* _Work order_:
Search the data for the string "action", and report each line where it is found.

* _Data supplied_:
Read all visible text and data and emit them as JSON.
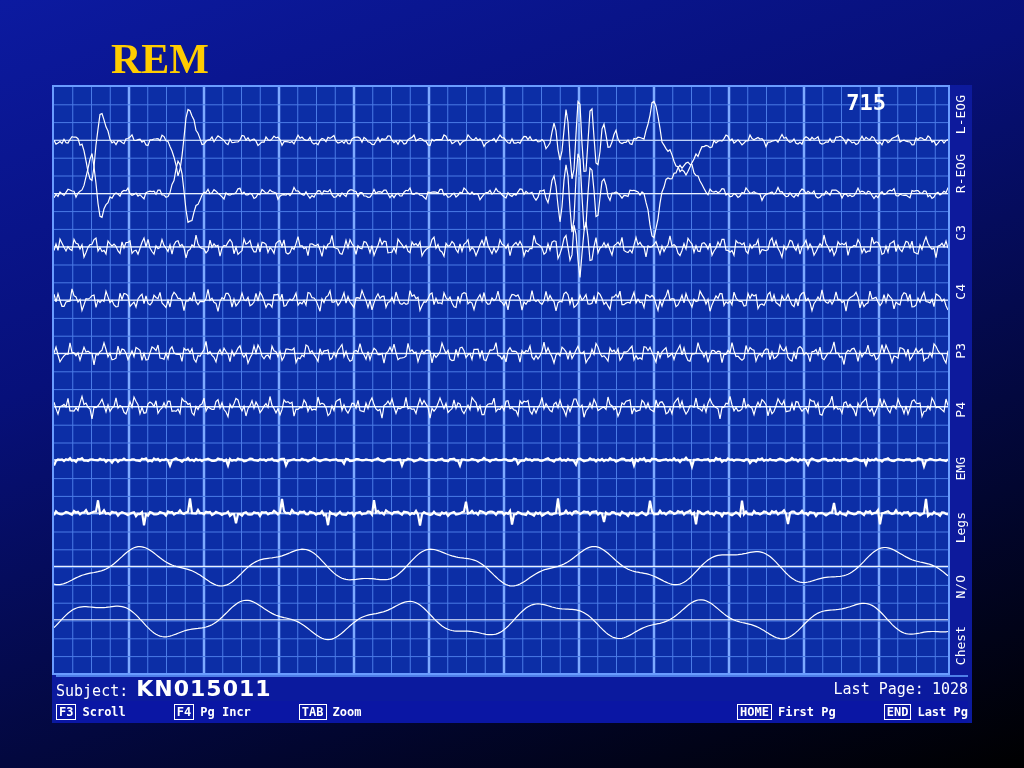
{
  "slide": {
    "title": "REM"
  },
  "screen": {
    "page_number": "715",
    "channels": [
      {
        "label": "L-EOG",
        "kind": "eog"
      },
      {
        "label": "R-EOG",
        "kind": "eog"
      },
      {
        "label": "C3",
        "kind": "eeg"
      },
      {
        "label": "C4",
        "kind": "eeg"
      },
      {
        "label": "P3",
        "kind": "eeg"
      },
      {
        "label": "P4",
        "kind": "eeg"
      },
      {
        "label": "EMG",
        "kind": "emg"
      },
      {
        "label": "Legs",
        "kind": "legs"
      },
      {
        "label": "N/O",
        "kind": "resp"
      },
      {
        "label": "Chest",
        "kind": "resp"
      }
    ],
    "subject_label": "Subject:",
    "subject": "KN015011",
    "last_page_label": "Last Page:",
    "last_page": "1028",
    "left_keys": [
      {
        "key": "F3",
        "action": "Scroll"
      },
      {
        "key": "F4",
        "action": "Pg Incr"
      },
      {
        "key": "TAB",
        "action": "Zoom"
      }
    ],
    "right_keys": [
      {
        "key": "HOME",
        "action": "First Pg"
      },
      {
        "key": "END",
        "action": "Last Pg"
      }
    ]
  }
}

* _Response area_:
        "action": "Scroll"
        "action": "Pg Incr"
        "action": "Zoom"
        "action": "First Pg"
        "action": "Last Pg"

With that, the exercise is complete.